By Capt. Joseph McQuade, M.D., director for Public Health, Naval Hospital Jacksonville
What are you doing to get heart-healthy? Heart disease is the number one cause of death in the United States, claiming a life every minute—and February is American Heart Month. According to the Centers for Disease Control and Prevention, one in every three deaths is from heart disease and stroke—that’s 2,200 deaths each day.
We’re are all potentially at risk for heart disease—and sadly, that includes our youth, as childhood obesity rates increase at an alarming rate. Risk factors include high blood pressure, high cholesterol, diabetes, cigarette smoking, sedentary lifestyle, high fat diet, and being overweight or obese.
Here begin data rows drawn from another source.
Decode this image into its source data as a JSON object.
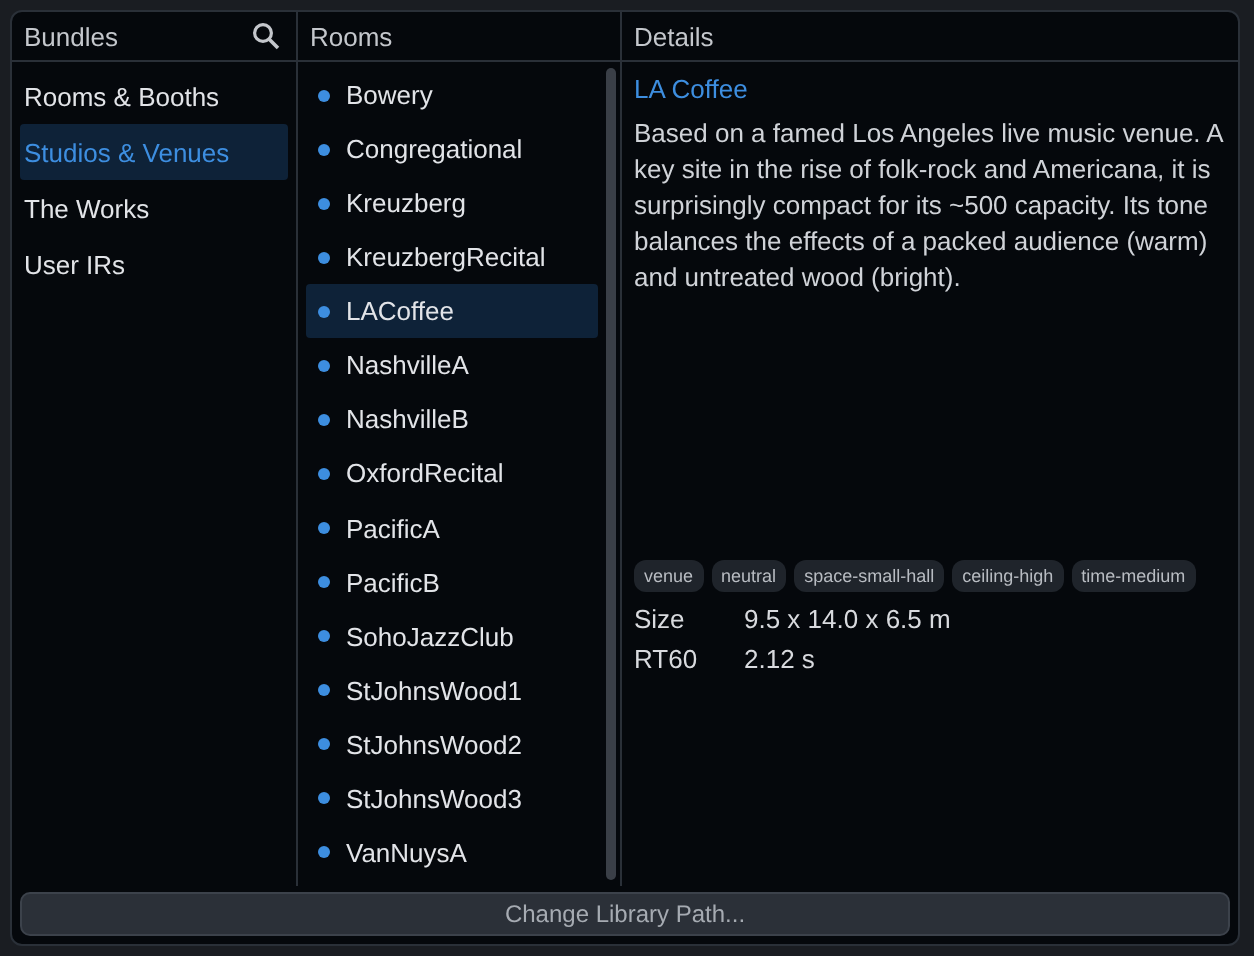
{
  "bundles": {
    "title": "Bundles",
    "items": [
      {
        "label": "Rooms & Booths",
        "selected": false
      },
      {
        "label": "Studios & Venues",
        "selected": true
      },
      {
        "label": "The Works",
        "selected": false
      },
      {
        "label": "User IRs",
        "selected": false
      }
    ]
  },
  "rooms": {
    "title": "Rooms",
    "items": [
      {
        "label": "Bowery",
        "selected": false
      },
      {
        "label": "Congregational",
        "selected": false
      },
      {
        "label": "Kreuzberg",
        "selected": false
      },
      {
        "label": "KreuzbergRecital",
        "selected": false
      },
      {
        "label": "LACoffee",
        "selected": true
      },
      {
        "label": "NashvilleA",
        "selected": false
      },
      {
        "label": "NashvilleB",
        "selected": false
      },
      {
        "label": "OxfordRecital",
        "selected": false
      },
      {
        "label": "PacificA",
        "selected": false
      },
      {
        "label": "PacificB",
        "selected": false
      },
      {
        "label": "SohoJazzClub",
        "selected": false
      },
      {
        "label": "StJohnsWood1",
        "selected": false
      },
      {
        "label": "StJohnsWood2",
        "selected": false
      },
      {
        "label": "StJohnsWood3",
        "selected": false
      },
      {
        "label": "VanNuysA",
        "selected": false
      }
    ]
  },
  "details": {
    "title": "Details",
    "name": "LA Coffee",
    "description": "Based on a famed Los Angeles live music venue. A key site in the rise of folk-rock and Americana, it is surprisingly compact for its ~500 capacity. Its tone balances the effects of a packed audience (warm) and untreated wood (bright).",
    "tags": [
      "venue",
      "neutral",
      "space-small-hall",
      "ceiling-high",
      "time-medium"
    ],
    "properties": [
      {
        "label": "Size",
        "value": "9.5 x 14.0 x 6.5 m"
      },
      {
        "label": "RT60",
        "value": "2.12 s"
      }
    ]
  },
  "button": "Change Library Path..."
}
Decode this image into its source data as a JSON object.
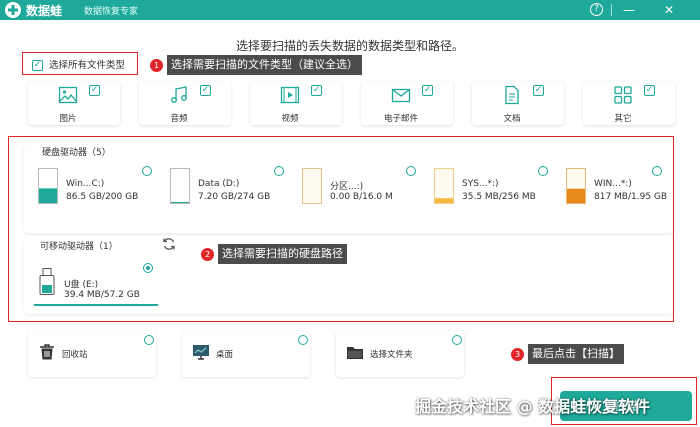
{
  "titlebar": {
    "brand": "数据蛙",
    "subtitle": "数据恢复专家",
    "help": "?",
    "minimize": "—",
    "close": "✕"
  },
  "heading": "选择要扫描的丢失数据的数据类型和路径。",
  "select_all": {
    "label": "选择所有文件类型",
    "checked": true
  },
  "annotations": [
    {
      "num": "1",
      "text": "选择需要扫描的文件类型（建议全选）"
    },
    {
      "num": "2",
      "text": "选择需要扫描的硬盘路径"
    },
    {
      "num": "3",
      "text": "最后点击【扫描】"
    }
  ],
  "file_types": [
    {
      "label": "图片",
      "icon": "image-icon",
      "checked": true
    },
    {
      "label": "音频",
      "icon": "music-icon",
      "checked": true
    },
    {
      "label": "视频",
      "icon": "video-icon",
      "checked": true
    },
    {
      "label": "电子邮件",
      "icon": "email-icon",
      "checked": true
    },
    {
      "label": "文档",
      "icon": "document-icon",
      "checked": true
    },
    {
      "label": "其它",
      "icon": "other-icon",
      "checked": true
    }
  ],
  "hard_drives": {
    "title": "硬盘驱动器（5）",
    "items": [
      {
        "name": "Win...C:)",
        "size": "86.5 GB/200 GB",
        "fill": 0.43,
        "color": "#1ea99a"
      },
      {
        "name": "Data (D:)",
        "size": "7.20 GB/274 GB",
        "fill": 0.03,
        "color": "#1ea99a"
      },
      {
        "name": "分区...:)",
        "size": "0.00  B/16.0 M",
        "fill": 0,
        "color": "#e8a54a"
      },
      {
        "name": "SYS...*:)",
        "size": "35.5 MB/256 MB",
        "fill": 0.14,
        "color": "#f5b93b"
      },
      {
        "name": "WIN...*:)",
        "size": "817 MB/1.95 GB",
        "fill": 0.42,
        "color": "#e8891a"
      }
    ]
  },
  "removable": {
    "title": "可移动驱动器（1）",
    "items": [
      {
        "name": "U盘 (E:)",
        "size": "39.4 MB/57.2 GB",
        "selected": true
      }
    ]
  },
  "locations": [
    {
      "label": "回收站",
      "icon": "recycle-bin-icon"
    },
    {
      "label": "桌面",
      "icon": "desktop-icon"
    },
    {
      "label": "选择文件夹",
      "icon": "folder-icon"
    }
  ],
  "scan_button": "扫描",
  "watermark": "掘金技术社区 @ 数据蛙恢复软件",
  "colors": {
    "accent": "#1ea99a",
    "annotation_red": "#e0262a",
    "tooltip_bg": "#4b4b4b"
  }
}
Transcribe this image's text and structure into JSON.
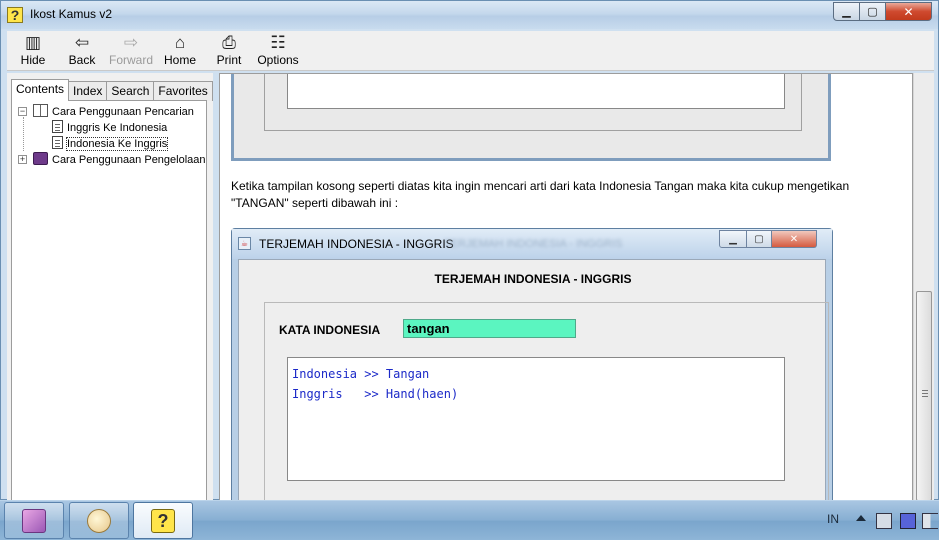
{
  "window": {
    "title": "Ikost Kamus v2",
    "caption": {
      "minimize": "▁",
      "maximize": "▢",
      "close": "✕"
    }
  },
  "toolbar": {
    "hide": {
      "label": "Hide",
      "icon": "▥"
    },
    "back": {
      "label": "Back",
      "icon": "⇦"
    },
    "forward": {
      "label": "Forward",
      "icon": "⇨"
    },
    "home": {
      "label": "Home",
      "icon": "⌂"
    },
    "print": {
      "label": "Print",
      "icon": "⎙"
    },
    "options": {
      "label": "Options",
      "icon": "☷"
    }
  },
  "nav_tabs": {
    "contents": "Contents",
    "index": "Index",
    "search": "Search",
    "favorites": "Favorites"
  },
  "tree": {
    "items": [
      {
        "label": "Cara Penggunaan Pencarian",
        "expander": "−"
      },
      {
        "label": "Inggris Ke Indonesia"
      },
      {
        "label": "Indonesia Ke Inggris"
      },
      {
        "label": "Cara Penggunaan Pengelolaan",
        "expander": "+"
      }
    ]
  },
  "content": {
    "paragraph": "Ketika tampilan kosong seperti diatas kita ingin mencari arti dari kata Indonesia Tangan maka kita cukup mengetikan \"TANGAN\" seperti dibawah ini :",
    "shot": {
      "window_title": "TERJEMAH INDONESIA - INGGRIS",
      "window_title_ghost": "TERJEMAH INDONESIA - INGGRIS",
      "caption": {
        "minimize": "▁",
        "maximize": "▢",
        "close": "✕"
      },
      "heading": "TERJEMAH INDONESIA - INGGRIS",
      "input_label": "KATA INDONESIA",
      "input_value": "tangan",
      "result_lines": [
        "Indonesia >> Tangan",
        "Inggris   >> Hand(haen)"
      ]
    }
  },
  "taskbar": {
    "language": "IN",
    "help_icon": "?"
  },
  "colors": {
    "input_highlight": "#5bf5c0",
    "result_text": "#1c2ac8",
    "close_button": "#cf4a2f"
  }
}
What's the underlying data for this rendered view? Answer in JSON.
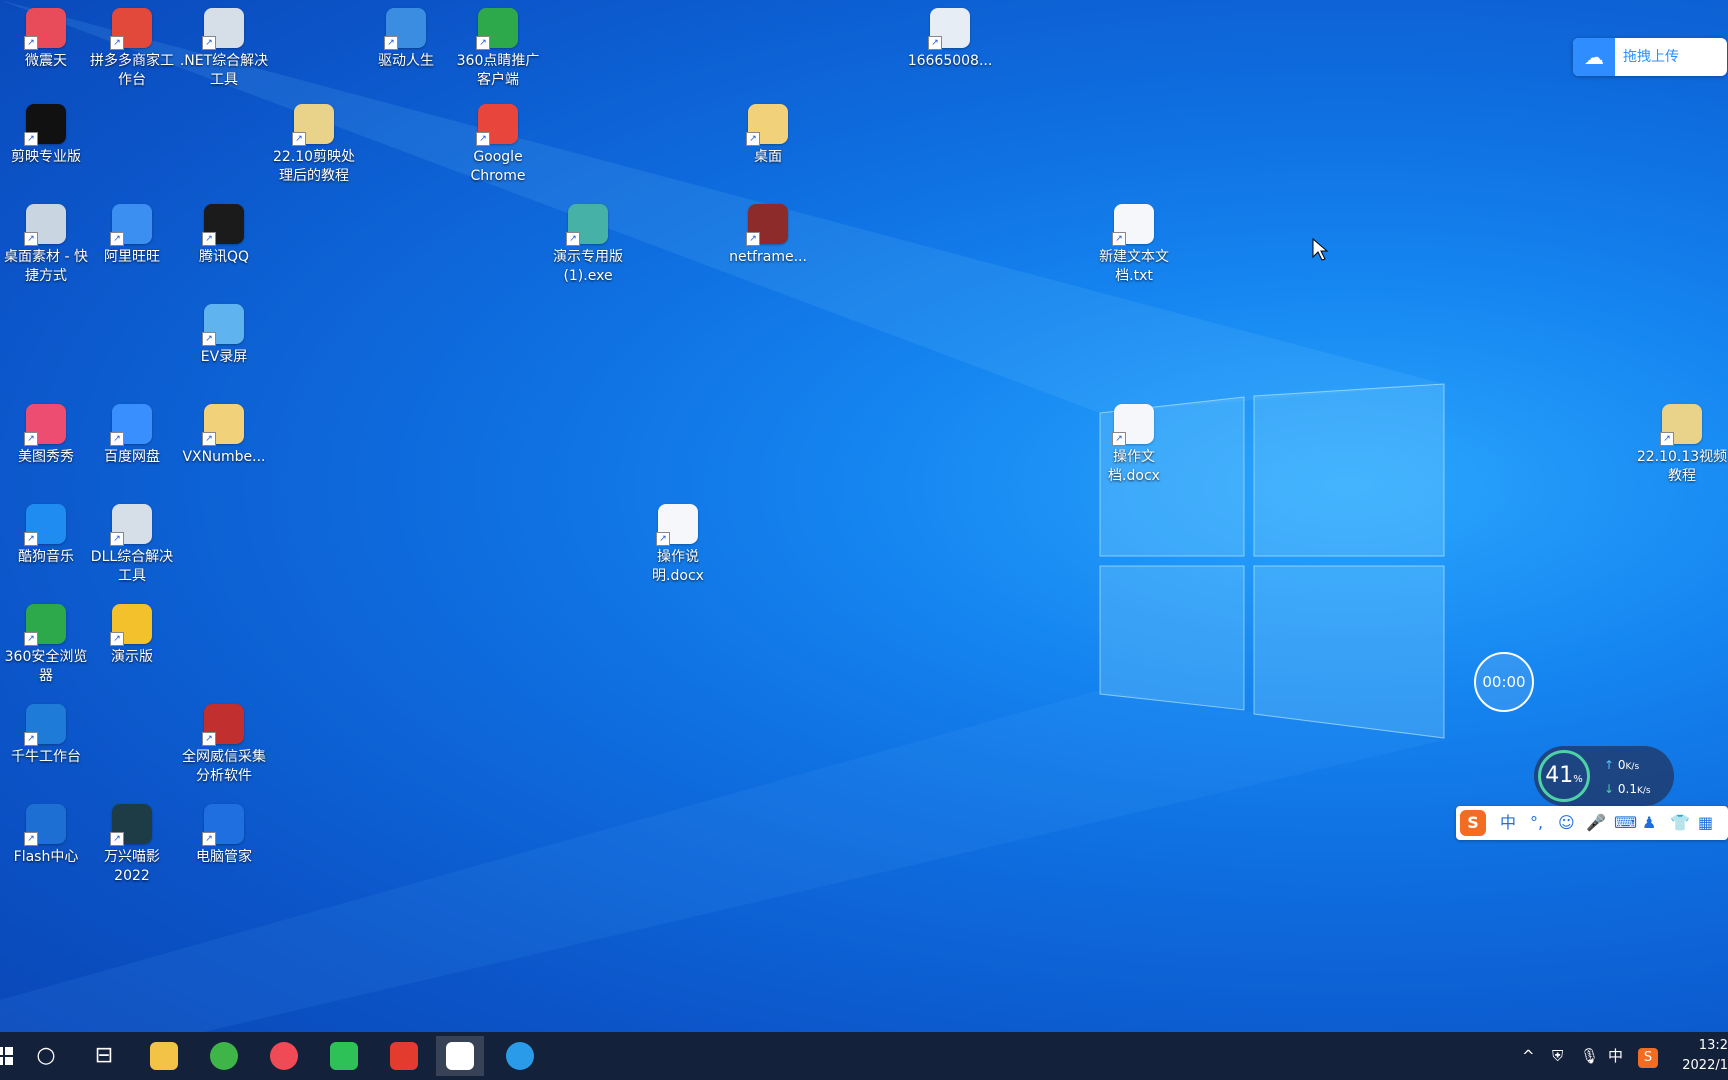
{
  "desktop": {
    "icons": [
      {
        "label": "微震天",
        "color": "#e84b5a"
      },
      {
        "label": "拼多多商家工作台",
        "color": "#e2493b"
      },
      {
        "label": ".NET综合解决工具",
        "color": "#d6dfe8"
      },
      {
        "label": "驱动人生",
        "color": "#3a8de0"
      },
      {
        "label": "360点睛推广客户端",
        "color": "#2da84a"
      },
      {
        "label": "16665008...",
        "color": "#e6edf5"
      },
      {
        "label": "剪映专业版",
        "color": "#111111"
      },
      {
        "label": "22.10剪映处理后的教程",
        "color": "#e9d38a"
      },
      {
        "label": "Google Chrome",
        "color": "#e8453c"
      },
      {
        "label": "桌面",
        "color": "#f1d27a"
      },
      {
        "label": "桌面素材 - 快捷方式",
        "color": "#c9d6e2"
      },
      {
        "label": "阿里旺旺",
        "color": "#3b8ff0"
      },
      {
        "label": "腾讯QQ",
        "color": "#1b1b1b"
      },
      {
        "label": "演示专用版(1).exe",
        "color": "#46b1a6"
      },
      {
        "label": "netframe...",
        "color": "#8d2b2b"
      },
      {
        "label": "新建文本文档.txt",
        "color": "#f5f7fa"
      },
      {
        "label": "EV录屏",
        "color": "#5fb4ef"
      },
      {
        "label": "美图秀秀",
        "color": "#ee4d72"
      },
      {
        "label": "百度网盘",
        "color": "#3a8fff"
      },
      {
        "label": "VXNumbe...",
        "color": "#f1d27a"
      },
      {
        "label": "操作文档.docx",
        "color": "#f5f7fa"
      },
      {
        "label": "22.10.13视频教程",
        "color": "#e9d38a"
      },
      {
        "label": "酷狗音乐",
        "color": "#1e8cf0"
      },
      {
        "label": "DLL综合解决工具",
        "color": "#d6dfe8"
      },
      {
        "label": "操作说明.docx",
        "color": "#f5f7fa"
      },
      {
        "label": "360安全浏览器",
        "color": "#2da84a"
      },
      {
        "label": "演示版",
        "color": "#f3c12c"
      },
      {
        "label": "千牛工作台",
        "color": "#1f7bd8"
      },
      {
        "label": "全网威信采集分析软件",
        "color": "#c22f2f"
      },
      {
        "label": "Flash中心",
        "color": "#1d6fd4"
      },
      {
        "label": "万兴喵影 2022",
        "color": "#1e3c46"
      },
      {
        "label": "电脑管家",
        "color": "#1f6fe0"
      }
    ]
  },
  "baidu_upload": {
    "label": "拖拽上传",
    "icon": "cloud-icon"
  },
  "timer": {
    "value": "00:00"
  },
  "net_monitor": {
    "percent": "41",
    "percent_unit": "%",
    "up": "0",
    "down": "0.1",
    "unit": "K/s"
  },
  "ime_bar": {
    "logo": "S",
    "mode": "中",
    "items": [
      "punct-icon",
      "emoji-icon",
      "mic-icon",
      "keyboard-icon",
      "user-icon",
      "skin-icon",
      "grid-icon"
    ]
  },
  "taskbar": {
    "apps": [
      "start",
      "search-cortana",
      "task-view",
      "file-explorer",
      "360-browser",
      "red-app",
      "wechat",
      "wps-office",
      "baidu-netdisk",
      "edge"
    ],
    "tray": {
      "expand": "^",
      "ime_mode": "中",
      "clock_time": "13:2",
      "clock_date": "2022/1"
    }
  }
}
There are many steps you can take to lower your risk of developing heart disease: maintain a healthy weight, choose healthy meals and snacks, exercise regularly, don’t smoke, manage stress, limit alcohol, and manage your cholesterol, blood sugar and blood pressure—the single most significant risk factor for heart disease. Making positive changes in any one of these areas can make a positive difference in your health.
If you already have a medical condition like high cholesterol, high blood pressure or diabetes, there are things you can do. Manage high blood pressure—when your blood pressure stays within a healthy range, it reduces strain on your heart, arteries and kidneys. Get your cholesterol checked annually. Reduce your blood sugar to protect your vital organs. Take medicines as prescribed. And talk to your health care provider about the best ways to prevent or treat the medical conditions that lead to heart disease.
Remember, small changes matter and it’s never too late to live a healthier life.
For health promotion and wellness resources visit the Navy and Marine Corps Public Health Center website here.